As for Obama, she said, "Another story there. Anyone I think who can cut off funding for the troops after promising not to - that's another story."
Biden's reply was in clipped tones. "John McCain voted to cut off funding for the troops. Let me say that again. John McCain voted against an amendment containing $1 billion, 600 million dollars" for protective equipment that is "protecting the governor's son and, pray God, my son and a lot of other sons and daughters. He voted against it."
Palin, who has been governor of her state less than two years, was under intense pressure to demonstrate a strong grasp of the issues as she stepped onto the stage. Polls show the public has become increasingly skeptical of her readiness for high public office.
As is her custom on the campaign, she spoke in familiar terms, saying "betcha" rather than "bet you" and "gonna" rather than "going to."
She also spoke to the home folks. "Here's a shout-out" to third graders at Gladys Wood Elementary School in Alaska. She said they would all receive extra credit for watching the debate.
"Can I call you Joe?" she asked Biden as they shook hands before taking their places behind identical lecterns.
He readily agreed she could - and she used it to effect more than an hour later. "Say it ain't so, Joe," she said as she smilingly criticized him at one point for focusing his comments on the Bush administration rather than the future.
She made only one obvious stumble, when she twice referred to the top U.S. general in Afghanistan as "Gen. McClellan." In fact, his name is David McKiernan.
Biden's burden was not nearly as fundamental. Although he has long had a reputation for long-windedness, he is a veteran of more than 35 years in the Senate, with a strong knowledge of foreign policy as well as domestic issues.
For much of the evening, the debate unfolded in traditional vice presidential fashion - the running mates praising their own presidential candidate and denigrating the other.
Palin said Obama had voted to raise taxes 94 times - an allegation that Biden disputed and then countered. By the same reckoning, he said, McCain voted "477 times to raise taxes."
They clashed over energy policy, as well, when Palin said Obama's vote for a Bush administration-backed bill granted breaks to the oil industry. By contrast, she said that as governor, she had stood up to the same industry, and noted that McCain had voted against the bill Obama supported.

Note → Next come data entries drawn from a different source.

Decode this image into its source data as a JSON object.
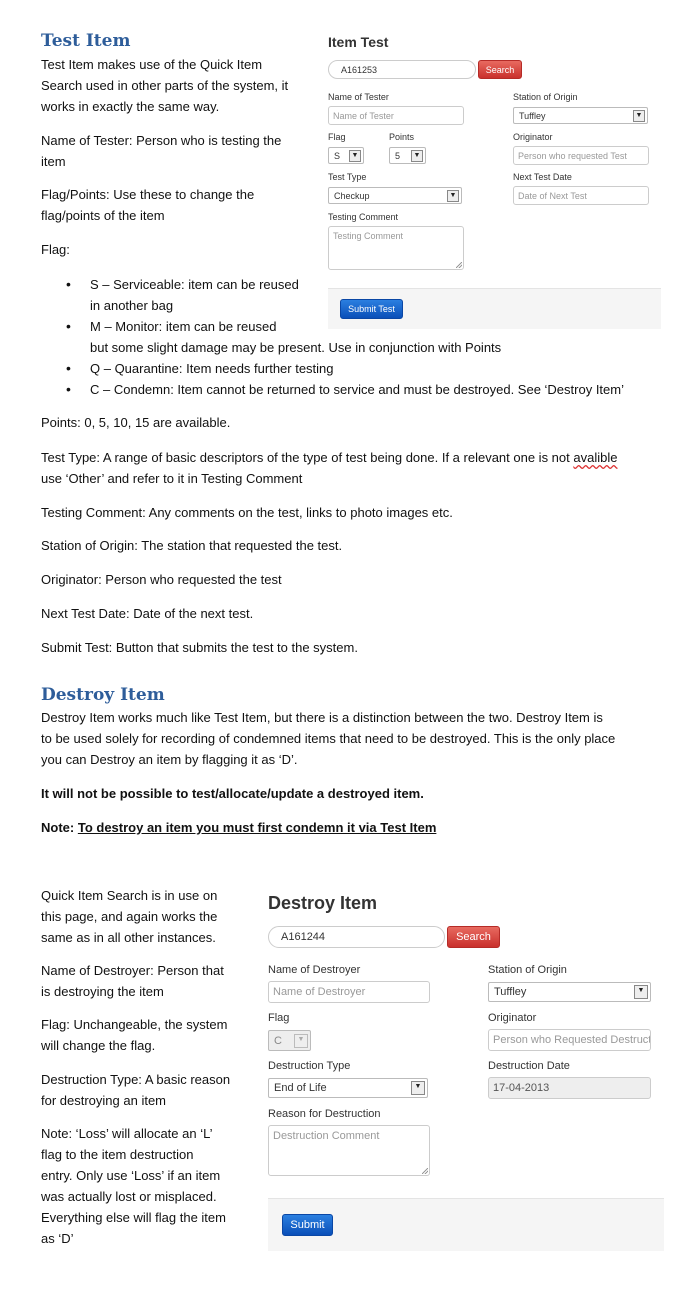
{
  "test_section": {
    "heading": "Test Item",
    "intro_lines": [
      "Test Item makes use of the Quick Item",
      "Search used in other parts of the system, it",
      "works in exactly the same way."
    ],
    "tester_lines": [
      "Name of Tester: Person who is testing the",
      "item"
    ],
    "flagpoints_lines": [
      "Flag/Points: Use these to change the",
      "flag/points of the item"
    ],
    "flag_heading": "Flag:",
    "bullet_s": [
      "S – Serviceable: item can be reused",
      "in another bag"
    ],
    "bullet_m": [
      "M – Monitor: item can be reused",
      "but some slight damage may be present. Use in conjunction with Points"
    ],
    "bullet_q": "Q – Quarantine: Item needs further testing",
    "bullet_c": "C – Condemn: Item cannot be returned to service and must be destroyed. See ‘Destroy Item’",
    "points": "Points: 0, 5, 10, 15 are available.",
    "test_type_line1_a": "Test Type: A range of basic descriptors of the type of test being done. If a  relevant one is not ",
    "test_type_misspelled": "avalible",
    "test_type_line2": "use ‘Other’ and refer to it in Testing Comment",
    "testing_comment": "Testing Comment: Any comments on the test, links to photo images etc.",
    "station_origin": "Station of Origin:  The station that requested the test.",
    "originator": "Originator: Person who requested the test",
    "next_test": "Next Test Date: Date of the next test.",
    "submit_test": "Submit Test: Button that submits the test to the system."
  },
  "item_test_form": {
    "title": "Item Test",
    "search_value": "A161253",
    "search_button": "Search",
    "name_of_tester_label": "Name of Tester",
    "name_of_tester_placeholder": "Name of Tester",
    "station_label": "Station of Origin",
    "station_value": "Tuffley",
    "flag_label": "Flag",
    "flag_value": "S",
    "points_label": "Points",
    "points_value": "5",
    "originator_label": "Originator",
    "originator_placeholder": "Person who requested Test",
    "test_type_label": "Test Type",
    "test_type_value": "Checkup",
    "next_test_label": "Next Test Date",
    "next_test_placeholder": "Date of Next Test",
    "comment_label": "Testing Comment",
    "comment_placeholder": "Testing Comment",
    "submit_button": "Submit Test"
  },
  "destroy_section": {
    "heading": "Destroy Item",
    "intro_lines": [
      "Destroy Item works much like Test Item, but there is a distinction between the two. Destroy Item is",
      "to be used solely for recording of condemned items that need to be destroyed. This is the only place",
      "you can Destroy an item by flagging it as ‘D’."
    ],
    "bold_line": "It will not be possible to test/allocate/update a destroyed item.",
    "note_label": "Note: ",
    "note_text": "To destroy an item you must first condemn it via Test Item",
    "side_quick": [
      "Quick Item Search is in use on",
      "this page, and again works the",
      "same as in all other instances."
    ],
    "side_destroyer": [
      "Name of Destroyer: Person that",
      "is destroying the item"
    ],
    "side_flag": [
      "Flag: Unchangeable, the system",
      "will change the flag."
    ],
    "side_type": [
      "Destruction Type: A basic reason",
      "for destroying an item"
    ],
    "side_note": [
      "Note: ‘Loss’ will allocate an ‘L’",
      "flag to the item destruction",
      "entry. Only use ‘Loss’ if an item",
      "was actually lost or misplaced.",
      "Everything else will flag the item",
      "as ‘D’"
    ]
  },
  "destroy_form": {
    "title": "Destroy Item",
    "search_value": "A161244",
    "search_button": "Search",
    "destroyer_label": "Name of Destroyer",
    "destroyer_placeholder": "Name of Destroyer",
    "station_label": "Station of Origin",
    "station_value": "Tuffley",
    "flag_label": "Flag",
    "flag_value": "C",
    "originator_label": "Originator",
    "originator_placeholder": "Person who Requested Destructi",
    "type_label": "Destruction Type",
    "type_value": "End of Life",
    "date_label": "Destruction Date",
    "date_value": "17-04-2013",
    "reason_label": "Reason for Destruction",
    "reason_placeholder": "Destruction Comment",
    "submit_button": "Submit"
  },
  "colors": {
    "heading_blue": "#2e5d9a",
    "search_red": "#d9534f",
    "submit_blue": "#0d5bc6",
    "panel_grey": "#f5f5f5"
  }
}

Biden said that in the past decade, McCain had voted "20 times against funding alternative energy sources and thinks, I guess, the only answer is drill, drill, drill."
"The chant is, `drill, baby drill," Palin countered quickly, unwilling to yield to Biden on that issue - or any other.